# Upper bounds for an integral with an infinite upper limit

I'm trying to work out an upper bound for the following problem, but I'm making very little progress. Hopefully, someone will be able to make a suggestion.

The integral I'm attempting to bound is:

$I = \int_{0}^{\infty} f(x) \left( g(x) - \hat{g}(x) \right) dx$

Here, $f(x)$ is a cumulative distribution function, and so is monotonically increasing on $[0, \infty]$, $g(x)$ is a probability density function, such that $\int_{0}^{\infty} g(x) dx = 1$, and $\hat{g}(x)$ is an approximation to $g(x)$, so as $\hat{g}(x) \rightarrow g(x)$, $I \rightarrow 0$.

I would like to derive some bound $I^{*}$, so that $I^{*} \geq I$ (or $I^{*} > I$), i.e. an error bound on the effect of the mismatch between $g(x)$ and $\hat{g}(x)$. I've looked at some general integral inequalities (Cauchy-Schwarz, Holder, Minkowski, etc.), but with no luck so far. So, my question is this: based on the properties of $f(x)$, $g(x)$ and $\hat{g}(x)$ outlined above, are there any further techniques I can use to upper bound the integral? To be really demanding, I'd love a form along the lines of $I^{*} = c - k \int_{0}^{\infty} (g(x) - \hat{g}(x)) dx$, where $c$ and $k$ are constant with respect to $x$, but any tips on how to tackle this would be great.

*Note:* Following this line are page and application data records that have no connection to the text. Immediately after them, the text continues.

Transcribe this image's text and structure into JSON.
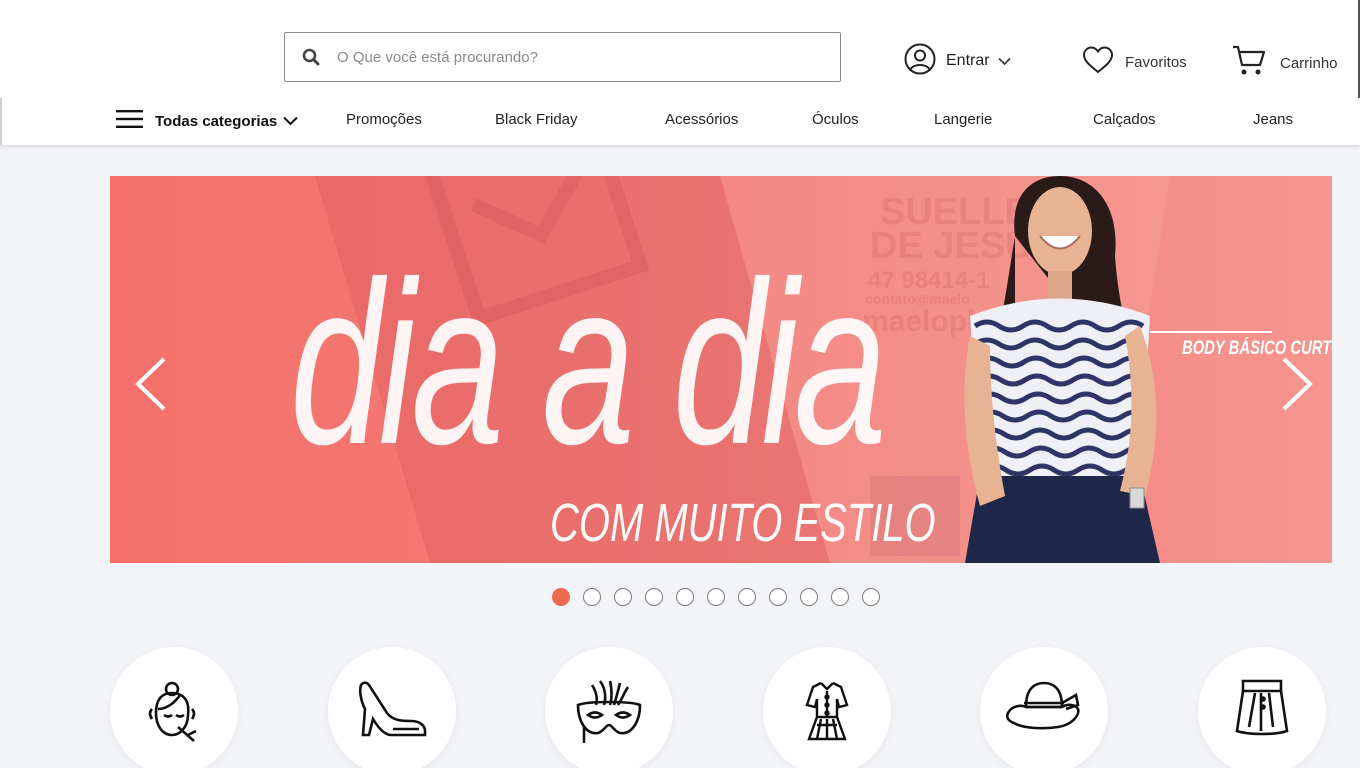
{
  "header": {
    "search": {
      "placeholder": "O Que você está procurando?",
      "value": ""
    },
    "account": {
      "label": "Entrar"
    },
    "favorites": {
      "label": "Favoritos"
    },
    "cart": {
      "label": "Carrinho"
    }
  },
  "nav": {
    "all_categories": "Todas categorias",
    "links": [
      "Promoções",
      "Black Friday",
      "Acessórios",
      "Óculos",
      "Langerie",
      "Calçados",
      "Jeans"
    ]
  },
  "banner": {
    "headline": "dia a dia",
    "subline": "COM MUITO ESTILO",
    "product_tag": "BODY BÁSICO CURTO",
    "watermark": [
      "SUELLEN",
      "DE JESUS",
      "47 98414-1",
      "contato@maelo",
      "maelopk"
    ]
  },
  "carousel": {
    "total_slides": 11,
    "active_index": 0
  },
  "categories": [
    {
      "icon": "makeup-face-icon"
    },
    {
      "icon": "high-heel-shoe-icon"
    },
    {
      "icon": "carnival-mask-icon"
    },
    {
      "icon": "dress-icon"
    },
    {
      "icon": "hat-icon"
    },
    {
      "icon": "skirt-icon"
    }
  ],
  "colors": {
    "accent": "#ee6a4f",
    "banner_bg": "#f47a73"
  }
}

I can go into more detail on the exact functions I'm using, if necessary, but I thought it best to keep it general for now.

Thanks,

Donagh

## 1 Answer

Let me reformulate the question, with somewhat more orthodox notations. One is given a CDF $F$ and two PDF $g_1$ and $g_2$, and one is interested in bounding the integral $$I=\int_0^{+\infty}F(x)\,(g_1(x)-g_2(x))\,\mathrm dx.$$ Note that $I=\int\limits_0^{+\infty}(G_2(x)-G_1(x))\,\mathrm d\mu(x)$ where $F$ is the CDF of the measure $\mu$, that is, for every $x\geqslant0$, $F(x)=\mu([0,x])$.

Hence the only upper bound of $I$, valid for every probability measure $\mu$, is $I\leqslant\max(G_2-G_1)$, that is, $$I\leqslant\max\left\{\int_0^x(g_2(t)-g_1(t))\,\mathrm dt\,{\Large\mid}\,x\geqslant0\right\}.$$

• Thanks, that's really interesting! Measure theory isn't exactly my area, so I'm finding your notations a bit alien. Using the functions you defined, if I were to apply the second mean value theorem, I would get the following: $\int_{0}^{\infty} F(x) (g_{1}(x) - g_{2}(x)) dx = F(0) \int_{0}^{y}(g_{1}(x) - g_{2}(x)) dx + F(\infty) \int_{y}^{\infty}(g_{1}(x) - g_{2}(x)) dx$ – Donagh Oct 26 '12 at 13:54
• Apologies, I hit enter too soon. My previous comment should continue: Assuming that $F(0) = 0$ and $F(\infty) = 1$, this simplifies to: $I = \int_{y}^{\infty}(g_{1}(x) - g_{2}(x)) dx$ and so: $I \leq max \left( \int_{y}^{\infty}(g_{1}(x) - g_{2}(x)) dx | y \geq 0\right)$. Is this equivalent to your argument? – Donagh Oct 26 '12 at 14:01
• The formulas are equivalent, because $\int\limits_0^{+\infty}(g_1(x)-g_2(x))\,\mathrm dx=0$. – Did Oct 26 '12 at 14:03
• I figured as much, but my brain goes a bit fuzzy when I see measure theoretic arguments. Thanks for the clarification, and for all your help - it's going to be a good Friday after all! – Donagh Oct 26 '12 at 14:09